Attackers dressed as women burst through parliament's main entrance in central Tehran, deputy interior minister Mohammad Hossein Zolfaghari said, according to the semi-official Tasnim news agency.
One of them detonated a suicide vest in the parliament, he said. About five hours after the first reports, Iranian media said four people who had attacked parliament were dead and the incident was over.
At least 12 people were killed by the attackers, the head of Iran's emergency department, Pir-Hossein Kolivand, was quoted as saying by state broadcaster IRIB.
Soon after the assault on parliament, another bomber detonated a suicide vest near the shrine of the Republic's revered founder, Ayatollah Khomeini, a few kilometers south of the city, Zolfaghari said, according to Tasnim.
A second attacker was shot dead, he said.
The Intelligence Ministry said security forces had arrested another "terrorist team" planning a third attack, without giving further details.
"I was shopping and suddenly heard shooting," said housewife Maryam Saghari, 36, who lives near parliament.
"People started to run away from the area. I was very scared. I don't want to live in fear," she told Reuters by telephone.
(For a graphic on Tehran attacks, click tmsnrt.rs/2rA8Fy6)
The raids on two of Iran’s most highly-protected sites will jolt both Iran’s recently re-elected President Hassan Rouhani, and his political rivals among the hardline clerics as well as the Islamic Revolutionary Guard Corps (IRGC), who are responsible for national security.
Senior government officials have repeatedly described the their country as an "island of stability" in the past.
In an appeal to unity, Rouhani’s chief of staff, Hamid Aboutalebi, took to Twitter to praise the security services.
"If this attacks had happened in any other city in Europe or in the world, it would have left many casualties. Applause to the power and firmness of our revolutionary guards, basij, police and security forces," he wrote.
Two senior government officials, who asked not to be named, said the blasts might prompt a blame game and exacerbate political in-fighting.
"They (hardliners) are very angry and will use every opportunity to grow in strength to isolate Rouhani," said one of the officials.
The other said the attacks, and speculation over who backed them, would push Iran toward "a harsher regional policy".
The Intelligence Ministry called on people to be vigilant and report any suspicious movement. Despite unconfirmed reports of a hostage situation, state television said parliament had resumed, and broadcast footage of what it said was the opening session proceeding normally.
"Some coward terrorists infiltrated one of the buildings of parliament. They were confronted. It was not a major issue. Our security forces have taken necessary steps," parliament speaker Ali Larijani said in an open session broadcast live by state TV.
Attacks are highly rare in Tehran and other major cities though two Sunni militant groups, Jaish al-Adl and Jundallah, have been waging a deadly insurgency, mostly in more remote areas, for almost a decade.

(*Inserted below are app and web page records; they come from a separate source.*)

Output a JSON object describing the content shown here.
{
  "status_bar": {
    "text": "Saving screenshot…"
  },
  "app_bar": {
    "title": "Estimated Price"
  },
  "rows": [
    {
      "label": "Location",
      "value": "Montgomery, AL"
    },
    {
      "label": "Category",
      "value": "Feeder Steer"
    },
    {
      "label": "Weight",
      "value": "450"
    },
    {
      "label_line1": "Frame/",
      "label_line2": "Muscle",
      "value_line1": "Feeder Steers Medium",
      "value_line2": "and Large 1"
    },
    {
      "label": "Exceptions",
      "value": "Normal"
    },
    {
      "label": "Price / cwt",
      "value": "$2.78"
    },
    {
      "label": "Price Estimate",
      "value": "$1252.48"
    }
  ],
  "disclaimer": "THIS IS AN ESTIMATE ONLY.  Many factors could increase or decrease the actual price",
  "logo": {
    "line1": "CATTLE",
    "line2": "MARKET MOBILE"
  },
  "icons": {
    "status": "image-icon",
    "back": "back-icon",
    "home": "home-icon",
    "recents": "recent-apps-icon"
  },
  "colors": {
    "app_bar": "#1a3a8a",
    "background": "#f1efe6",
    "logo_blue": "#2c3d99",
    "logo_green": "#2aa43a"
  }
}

Iran's restive Sistan and Baluchestan province, in the southeast on the borders with Pakistan and Afghanistan, is home to the Balouch minority and has long been a hotbed of Sunni insurgents fighting the Shi'ite-led Islamic Republic.
Last year Iranian authorities said they had foiled a plot by Sunni militants to bomb targets in Tehran and other cities during the Muslim holy month of Ramadan.
Islamic State has lambasted "heretic" Shi'ite Iran for helping the Syrian and Iraqi governments battle Islamic State, which considers Shi'ites to be infidels.
The video released by Islamic State's news agency Amaq included an audio track of a man saying: "Oh God, thank you. [Gunshots]. Do you think we will leave? No! We will remain, God willing."